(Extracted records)
· · · · ·
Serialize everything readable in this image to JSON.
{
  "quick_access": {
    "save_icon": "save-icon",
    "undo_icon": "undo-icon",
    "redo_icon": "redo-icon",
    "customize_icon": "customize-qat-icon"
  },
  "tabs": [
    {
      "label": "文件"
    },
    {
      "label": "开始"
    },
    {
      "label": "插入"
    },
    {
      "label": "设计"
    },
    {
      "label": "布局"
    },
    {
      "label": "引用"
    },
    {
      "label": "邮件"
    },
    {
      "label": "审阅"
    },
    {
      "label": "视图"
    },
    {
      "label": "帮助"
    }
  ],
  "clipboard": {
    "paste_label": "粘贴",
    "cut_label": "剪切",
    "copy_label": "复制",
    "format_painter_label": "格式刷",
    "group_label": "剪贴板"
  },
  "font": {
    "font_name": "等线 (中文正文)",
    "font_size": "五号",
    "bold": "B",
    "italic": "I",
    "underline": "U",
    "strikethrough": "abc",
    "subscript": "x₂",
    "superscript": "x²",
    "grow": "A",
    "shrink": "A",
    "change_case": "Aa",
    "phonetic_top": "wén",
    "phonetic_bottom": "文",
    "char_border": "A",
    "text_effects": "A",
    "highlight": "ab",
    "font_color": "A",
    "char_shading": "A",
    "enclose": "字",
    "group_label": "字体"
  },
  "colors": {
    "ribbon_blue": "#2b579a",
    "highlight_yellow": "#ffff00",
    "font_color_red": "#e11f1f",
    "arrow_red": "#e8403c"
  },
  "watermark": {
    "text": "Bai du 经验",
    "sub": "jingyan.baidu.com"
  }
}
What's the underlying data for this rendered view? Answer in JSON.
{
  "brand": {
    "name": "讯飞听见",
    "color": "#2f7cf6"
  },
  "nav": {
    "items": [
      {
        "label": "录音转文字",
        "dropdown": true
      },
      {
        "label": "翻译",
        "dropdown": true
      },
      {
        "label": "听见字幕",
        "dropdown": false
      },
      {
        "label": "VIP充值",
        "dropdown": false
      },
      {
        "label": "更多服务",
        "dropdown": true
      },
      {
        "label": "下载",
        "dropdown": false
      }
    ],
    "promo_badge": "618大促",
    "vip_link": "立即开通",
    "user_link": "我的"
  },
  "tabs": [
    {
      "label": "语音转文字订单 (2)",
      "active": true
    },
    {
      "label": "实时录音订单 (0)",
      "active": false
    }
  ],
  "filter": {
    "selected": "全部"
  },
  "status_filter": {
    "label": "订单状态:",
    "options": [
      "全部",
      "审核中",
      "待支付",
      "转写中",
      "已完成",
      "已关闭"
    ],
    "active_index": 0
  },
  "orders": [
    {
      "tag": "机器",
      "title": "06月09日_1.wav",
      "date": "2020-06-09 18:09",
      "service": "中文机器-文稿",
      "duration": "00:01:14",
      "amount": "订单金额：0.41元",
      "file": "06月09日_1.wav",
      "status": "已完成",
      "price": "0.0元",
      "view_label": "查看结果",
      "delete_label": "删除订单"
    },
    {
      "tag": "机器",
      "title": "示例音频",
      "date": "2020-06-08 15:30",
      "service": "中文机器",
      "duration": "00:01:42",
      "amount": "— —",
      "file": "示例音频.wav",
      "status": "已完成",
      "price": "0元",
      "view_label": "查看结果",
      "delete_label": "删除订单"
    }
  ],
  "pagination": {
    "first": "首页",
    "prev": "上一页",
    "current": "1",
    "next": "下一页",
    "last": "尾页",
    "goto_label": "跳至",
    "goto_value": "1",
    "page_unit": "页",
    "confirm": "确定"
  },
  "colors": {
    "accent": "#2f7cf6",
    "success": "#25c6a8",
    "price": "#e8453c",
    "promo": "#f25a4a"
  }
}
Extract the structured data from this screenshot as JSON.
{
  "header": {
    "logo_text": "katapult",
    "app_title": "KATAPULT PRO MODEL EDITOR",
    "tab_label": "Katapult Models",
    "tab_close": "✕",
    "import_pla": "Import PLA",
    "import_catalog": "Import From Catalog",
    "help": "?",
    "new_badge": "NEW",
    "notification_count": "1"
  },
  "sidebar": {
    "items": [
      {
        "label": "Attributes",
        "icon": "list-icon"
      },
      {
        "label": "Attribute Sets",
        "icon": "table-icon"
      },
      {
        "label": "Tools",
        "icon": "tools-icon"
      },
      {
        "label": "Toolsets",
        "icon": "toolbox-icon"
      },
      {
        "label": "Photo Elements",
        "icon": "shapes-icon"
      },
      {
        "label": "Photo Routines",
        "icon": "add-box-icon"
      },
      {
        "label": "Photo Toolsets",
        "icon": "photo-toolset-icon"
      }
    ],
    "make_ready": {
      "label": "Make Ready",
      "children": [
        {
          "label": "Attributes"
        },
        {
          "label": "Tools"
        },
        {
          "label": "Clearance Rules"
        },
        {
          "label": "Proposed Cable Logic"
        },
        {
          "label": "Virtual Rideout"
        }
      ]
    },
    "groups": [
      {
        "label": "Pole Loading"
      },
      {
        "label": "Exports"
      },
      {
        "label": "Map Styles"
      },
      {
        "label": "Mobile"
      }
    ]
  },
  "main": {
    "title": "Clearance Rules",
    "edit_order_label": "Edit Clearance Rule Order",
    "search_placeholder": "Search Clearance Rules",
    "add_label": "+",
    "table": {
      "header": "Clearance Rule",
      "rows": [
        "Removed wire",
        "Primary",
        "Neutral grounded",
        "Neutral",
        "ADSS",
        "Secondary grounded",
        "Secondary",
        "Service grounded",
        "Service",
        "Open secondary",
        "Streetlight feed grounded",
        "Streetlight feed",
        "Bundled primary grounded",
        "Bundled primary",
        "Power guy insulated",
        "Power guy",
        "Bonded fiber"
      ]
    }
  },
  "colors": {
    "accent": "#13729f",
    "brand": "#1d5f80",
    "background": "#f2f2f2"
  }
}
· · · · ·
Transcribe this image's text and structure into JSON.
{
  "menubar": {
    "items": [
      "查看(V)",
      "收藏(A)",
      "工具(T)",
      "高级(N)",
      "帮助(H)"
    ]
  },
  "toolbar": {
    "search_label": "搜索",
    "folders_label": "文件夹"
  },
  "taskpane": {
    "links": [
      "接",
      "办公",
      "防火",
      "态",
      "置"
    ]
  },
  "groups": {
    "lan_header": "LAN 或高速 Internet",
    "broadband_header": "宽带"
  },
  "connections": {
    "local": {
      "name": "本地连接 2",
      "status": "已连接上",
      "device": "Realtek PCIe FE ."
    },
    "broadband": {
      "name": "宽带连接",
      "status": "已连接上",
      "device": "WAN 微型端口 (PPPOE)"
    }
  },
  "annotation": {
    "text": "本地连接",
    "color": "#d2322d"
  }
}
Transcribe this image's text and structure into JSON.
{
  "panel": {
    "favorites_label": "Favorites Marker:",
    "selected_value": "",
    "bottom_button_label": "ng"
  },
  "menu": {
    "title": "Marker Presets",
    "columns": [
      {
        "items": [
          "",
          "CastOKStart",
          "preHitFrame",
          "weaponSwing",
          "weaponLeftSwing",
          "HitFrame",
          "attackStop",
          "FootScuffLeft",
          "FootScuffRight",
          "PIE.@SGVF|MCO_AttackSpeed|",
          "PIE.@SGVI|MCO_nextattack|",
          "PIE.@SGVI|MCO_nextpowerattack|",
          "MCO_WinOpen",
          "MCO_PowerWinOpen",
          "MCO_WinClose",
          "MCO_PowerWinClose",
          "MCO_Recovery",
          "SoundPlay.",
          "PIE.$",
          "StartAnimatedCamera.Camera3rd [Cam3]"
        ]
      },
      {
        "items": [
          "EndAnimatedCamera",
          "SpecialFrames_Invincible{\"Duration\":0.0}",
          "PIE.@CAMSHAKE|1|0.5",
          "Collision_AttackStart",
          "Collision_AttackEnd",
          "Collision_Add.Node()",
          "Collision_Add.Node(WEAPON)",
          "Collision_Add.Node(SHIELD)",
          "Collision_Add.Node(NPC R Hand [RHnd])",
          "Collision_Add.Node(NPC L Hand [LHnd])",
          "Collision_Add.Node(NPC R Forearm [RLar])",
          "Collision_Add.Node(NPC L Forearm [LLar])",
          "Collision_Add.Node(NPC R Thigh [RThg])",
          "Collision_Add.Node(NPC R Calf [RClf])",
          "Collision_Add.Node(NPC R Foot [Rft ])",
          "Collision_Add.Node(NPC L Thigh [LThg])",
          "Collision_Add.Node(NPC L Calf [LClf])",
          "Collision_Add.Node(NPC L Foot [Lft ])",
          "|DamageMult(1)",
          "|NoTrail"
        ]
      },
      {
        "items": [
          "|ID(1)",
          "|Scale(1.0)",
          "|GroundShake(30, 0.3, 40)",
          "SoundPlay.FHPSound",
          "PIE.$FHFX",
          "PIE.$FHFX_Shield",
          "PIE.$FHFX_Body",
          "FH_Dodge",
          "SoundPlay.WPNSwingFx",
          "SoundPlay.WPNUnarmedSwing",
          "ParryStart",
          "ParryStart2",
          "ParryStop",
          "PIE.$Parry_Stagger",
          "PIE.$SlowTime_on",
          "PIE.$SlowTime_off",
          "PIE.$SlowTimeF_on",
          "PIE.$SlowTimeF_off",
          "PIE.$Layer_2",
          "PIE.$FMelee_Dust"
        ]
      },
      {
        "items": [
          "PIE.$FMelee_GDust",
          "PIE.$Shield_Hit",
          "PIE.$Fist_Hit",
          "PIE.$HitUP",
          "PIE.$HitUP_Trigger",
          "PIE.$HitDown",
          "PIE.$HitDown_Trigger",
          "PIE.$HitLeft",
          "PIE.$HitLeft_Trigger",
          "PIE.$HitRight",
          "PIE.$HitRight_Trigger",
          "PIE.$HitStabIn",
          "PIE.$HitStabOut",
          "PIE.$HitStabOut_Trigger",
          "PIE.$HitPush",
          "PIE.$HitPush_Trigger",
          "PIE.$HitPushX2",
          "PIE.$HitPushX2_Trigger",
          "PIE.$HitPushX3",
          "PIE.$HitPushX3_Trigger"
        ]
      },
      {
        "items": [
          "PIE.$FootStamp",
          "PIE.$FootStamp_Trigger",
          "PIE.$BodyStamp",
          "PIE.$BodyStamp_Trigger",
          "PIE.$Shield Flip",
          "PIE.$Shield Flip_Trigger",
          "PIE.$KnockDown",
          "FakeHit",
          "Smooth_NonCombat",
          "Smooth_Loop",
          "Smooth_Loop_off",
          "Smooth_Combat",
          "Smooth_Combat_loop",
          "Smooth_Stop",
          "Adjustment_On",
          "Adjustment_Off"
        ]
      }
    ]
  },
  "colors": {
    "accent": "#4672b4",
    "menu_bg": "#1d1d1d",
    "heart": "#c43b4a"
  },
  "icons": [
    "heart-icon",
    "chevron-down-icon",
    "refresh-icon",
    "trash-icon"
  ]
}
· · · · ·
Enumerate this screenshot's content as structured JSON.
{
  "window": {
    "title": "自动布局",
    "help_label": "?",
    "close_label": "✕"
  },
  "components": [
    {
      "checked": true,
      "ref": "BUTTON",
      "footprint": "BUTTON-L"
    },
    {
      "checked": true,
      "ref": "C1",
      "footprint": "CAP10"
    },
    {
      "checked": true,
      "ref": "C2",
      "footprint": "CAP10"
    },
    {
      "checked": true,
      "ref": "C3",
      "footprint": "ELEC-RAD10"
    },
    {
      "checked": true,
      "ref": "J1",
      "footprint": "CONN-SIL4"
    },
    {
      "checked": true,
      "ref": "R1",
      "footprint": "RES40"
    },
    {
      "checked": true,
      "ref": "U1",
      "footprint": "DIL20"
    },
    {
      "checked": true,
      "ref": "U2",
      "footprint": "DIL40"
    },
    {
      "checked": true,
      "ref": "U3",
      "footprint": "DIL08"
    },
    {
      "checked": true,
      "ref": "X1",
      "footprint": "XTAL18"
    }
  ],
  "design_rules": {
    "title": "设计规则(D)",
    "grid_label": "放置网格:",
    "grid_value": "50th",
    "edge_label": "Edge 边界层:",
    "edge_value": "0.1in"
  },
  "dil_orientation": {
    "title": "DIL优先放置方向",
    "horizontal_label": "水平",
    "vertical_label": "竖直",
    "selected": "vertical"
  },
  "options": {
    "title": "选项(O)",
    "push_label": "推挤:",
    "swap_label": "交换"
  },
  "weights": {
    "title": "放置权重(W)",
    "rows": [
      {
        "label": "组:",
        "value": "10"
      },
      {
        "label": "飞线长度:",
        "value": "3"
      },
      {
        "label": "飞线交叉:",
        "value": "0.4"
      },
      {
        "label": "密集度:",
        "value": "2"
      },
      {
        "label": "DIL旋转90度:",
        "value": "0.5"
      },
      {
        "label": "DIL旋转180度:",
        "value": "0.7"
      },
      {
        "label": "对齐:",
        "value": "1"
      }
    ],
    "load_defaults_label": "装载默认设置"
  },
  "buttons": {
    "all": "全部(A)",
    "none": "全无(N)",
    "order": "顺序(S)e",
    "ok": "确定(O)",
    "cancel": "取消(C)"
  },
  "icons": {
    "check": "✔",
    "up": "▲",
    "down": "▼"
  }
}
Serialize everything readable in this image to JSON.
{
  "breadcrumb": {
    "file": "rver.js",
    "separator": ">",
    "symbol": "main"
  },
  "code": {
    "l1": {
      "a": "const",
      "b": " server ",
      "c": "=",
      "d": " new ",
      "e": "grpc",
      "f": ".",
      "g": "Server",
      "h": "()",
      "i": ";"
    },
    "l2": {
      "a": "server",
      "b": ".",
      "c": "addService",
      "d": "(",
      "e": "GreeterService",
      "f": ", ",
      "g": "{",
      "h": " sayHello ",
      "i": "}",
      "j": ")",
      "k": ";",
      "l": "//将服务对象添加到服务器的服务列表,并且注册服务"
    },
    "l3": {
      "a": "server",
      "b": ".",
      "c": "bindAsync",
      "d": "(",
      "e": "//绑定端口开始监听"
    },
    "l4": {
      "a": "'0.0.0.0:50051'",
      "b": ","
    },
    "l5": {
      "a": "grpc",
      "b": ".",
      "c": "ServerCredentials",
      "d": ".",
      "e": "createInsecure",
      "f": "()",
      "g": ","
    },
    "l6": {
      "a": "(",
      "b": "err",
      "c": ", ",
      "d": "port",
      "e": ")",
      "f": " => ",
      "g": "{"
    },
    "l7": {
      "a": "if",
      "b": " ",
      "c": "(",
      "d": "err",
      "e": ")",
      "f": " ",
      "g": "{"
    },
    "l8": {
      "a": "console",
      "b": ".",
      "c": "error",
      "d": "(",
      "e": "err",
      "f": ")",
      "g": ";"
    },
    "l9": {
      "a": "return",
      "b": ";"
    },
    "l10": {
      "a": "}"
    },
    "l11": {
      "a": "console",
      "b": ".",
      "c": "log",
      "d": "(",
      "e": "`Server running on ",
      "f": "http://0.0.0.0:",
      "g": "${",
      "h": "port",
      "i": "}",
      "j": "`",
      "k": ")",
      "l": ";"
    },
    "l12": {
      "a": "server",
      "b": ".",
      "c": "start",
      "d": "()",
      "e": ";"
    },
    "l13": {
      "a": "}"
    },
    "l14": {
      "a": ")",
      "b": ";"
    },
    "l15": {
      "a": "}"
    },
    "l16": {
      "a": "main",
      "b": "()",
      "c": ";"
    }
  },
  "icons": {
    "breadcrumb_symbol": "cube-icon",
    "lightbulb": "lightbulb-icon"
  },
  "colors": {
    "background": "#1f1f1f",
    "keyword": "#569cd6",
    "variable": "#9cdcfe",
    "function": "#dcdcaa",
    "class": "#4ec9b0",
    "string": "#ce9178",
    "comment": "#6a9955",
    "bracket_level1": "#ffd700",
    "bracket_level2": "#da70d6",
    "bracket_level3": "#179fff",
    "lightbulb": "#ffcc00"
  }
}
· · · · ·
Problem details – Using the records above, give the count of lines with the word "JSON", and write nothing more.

Task output – 7